The Supreme Court will begin hearing oral arguments on the Texas redistricting of 2003 on Wednesday, March 1. The Lone Star Project sent out this letter (PDF) yesterday, with an update on where things stand, a timeline, a brief bio of the attorneys involved, and an analysis of what might happen if the 2003 map is ruled unconstitutional.
If the Supreme Court invalidates the map due to violation of the Voting Rights Act:
• The Court will almost certainly remand the case to the three-judge court to provide a remedy consistent with the Supreme Court ruling.
• Given that the Supreme Court’s accelerated schedule allows time for a remedy prior to the 2006 elections, a new plan would have to be devised to fix whatever voting rights problem the Court finds.
• Normally, courts defer to the legislature to craft new lines to correct a violation, but the court may also impose its own plan to take effect in the 2006 elections. Consistent with the precedent established by the federal court in the Bush v. Vera congressional redistricting case in 1996, the Court could order that the March primary results be abandoned and that special congressional elections be held in new and legal districts.
• The most likely scenario for the 2006 elections and beyond would be the reinstatement of the 2002 courtdrawn plan, because it is a legal plan based on the 2000 census that was upheld by the Supreme Court of the United States, and it is the logical default plan in the event the Supreme Court declares the 2003 plan illegal.
Who Might Run?

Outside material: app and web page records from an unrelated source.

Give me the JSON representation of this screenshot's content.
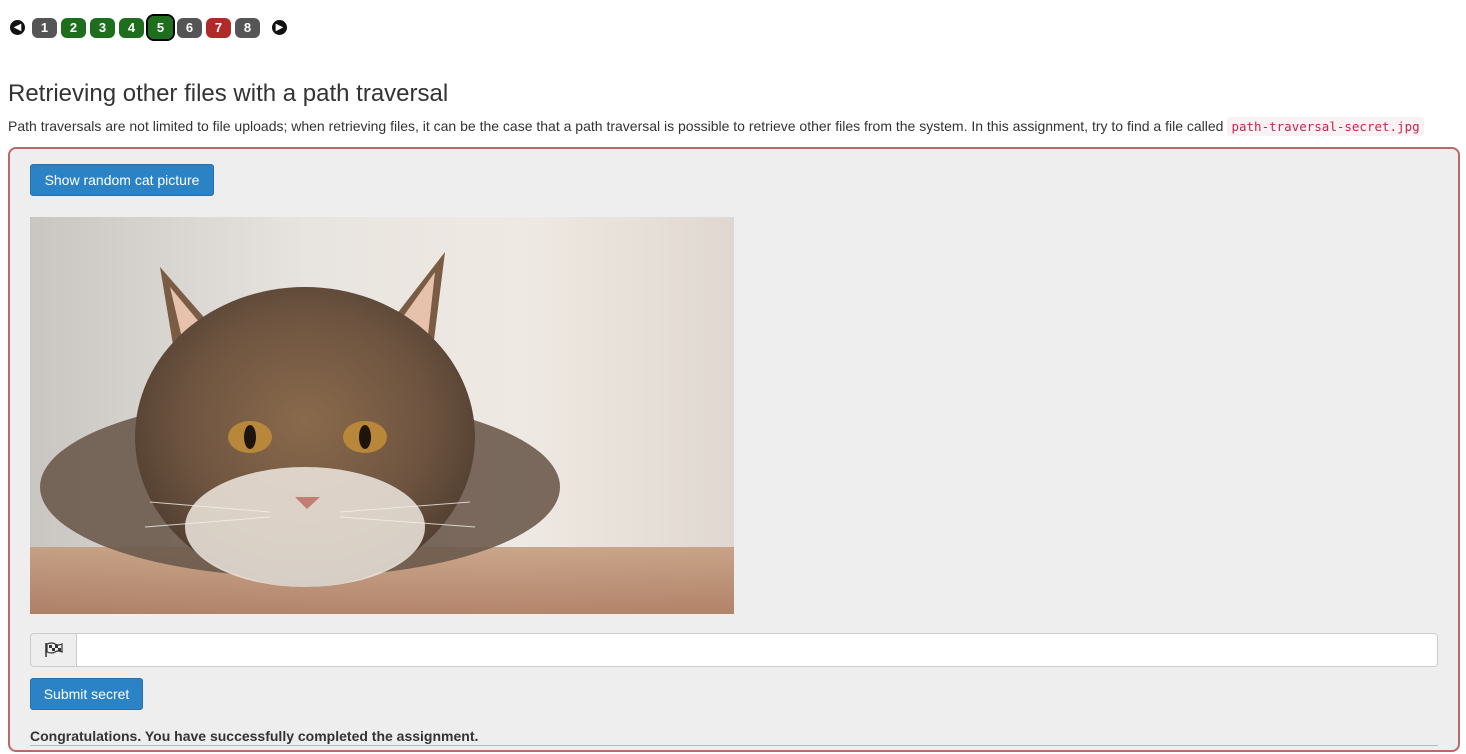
{
  "pagination": {
    "prev_icon": "arrow-left-circle-icon",
    "next_icon": "arrow-right-circle-icon",
    "pages": [
      {
        "label": "1",
        "status": "default"
      },
      {
        "label": "2",
        "status": "done"
      },
      {
        "label": "3",
        "status": "done"
      },
      {
        "label": "4",
        "status": "done"
      },
      {
        "label": "5",
        "status": "current"
      },
      {
        "label": "6",
        "status": "default"
      },
      {
        "label": "7",
        "status": "error"
      },
      {
        "label": "8",
        "status": "default"
      }
    ]
  },
  "lesson": {
    "title": "Retrieving other files with a path traversal",
    "description": "Path traversals are not limited to file uploads; when retrieving files, it can be the case that a path traversal is possible to retrieve other files from the system. In this assignment, try to find a file called",
    "filename": "path-traversal-secret.jpg"
  },
  "assignment": {
    "show_button_label": "Show random cat picture",
    "flag_icon": "flag-checkered-icon",
    "secret_input_value": "",
    "submit_button_label": "Submit secret",
    "feedback": "Congratulations. You have successfully completed the assignment."
  },
  "colors": {
    "primary": "#2b83c6",
    "done": "#1e6e1e",
    "error": "#b02a2a",
    "default": "#555555",
    "panel_border": "#b86a6a"
  }
}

The seats lost under the DeLay plan were: District 1 (Sandlin), District 2 (Turner), District 4 (Hall switched parties), District 9 (Lampson), District 17 (Stenholm) and District 24 (Frost). If the map is reversed, Democrats would almost certainly reclaim Districts 9 and 24. It is also possible to reclaim Districts 1 and 2, assuming the former Members return or other very strong candidates are recruited. Obviously, District 4 is lost, and District 17 is strongly Republican and would not likely be reclaimed.
An interesting case is the old CD23, where Henry Bonilla won a close one against Henry Cuellar. As things stand now, of course, Cuellar would get less institutional support in a rematch of the two Henrys than he otherwise might have. Jeb Hensarling at 58% had the next-closest win among the Republicans. As for CD22, who knows? It's moderately less Republican now, but the DeLay Scandal-Go-Round factor clouds things a bit. Of course, DeLay would not have the well-funded Lampson running against him in this scenario. I'm not sure that any substitute Dem would be able to raise the kind of money needed to be truly competitive in that district, especially if the campaign schedule is shortened. I don't even have a clear idea of who'd take a shot at it.
Finally, there is another possibility that LSP doesn't mention. The only dissent in the original three-court ruling came from Judge John Ward, who argued that CD23 was illegal but the rest of the map was okay. It's not out of the question to me that if SCOTUS punts this back to the three-judge panel, they might decide to go with that idea and limit the do-over to just that district. I'll guess that in that case, CD23 would become more of a swing district, and CD28 (which picked up most of the Dem-heavy Webb County as a result) would become more anchored in Bexar County. You can do the math on that one from there.
Anyway. All briefs filed in the case can be found here. A decision is expected in the June/July time frame. Stay tuned.Posted by Charles Kuffner on February 24, 2006 to Killer D's | TrackBack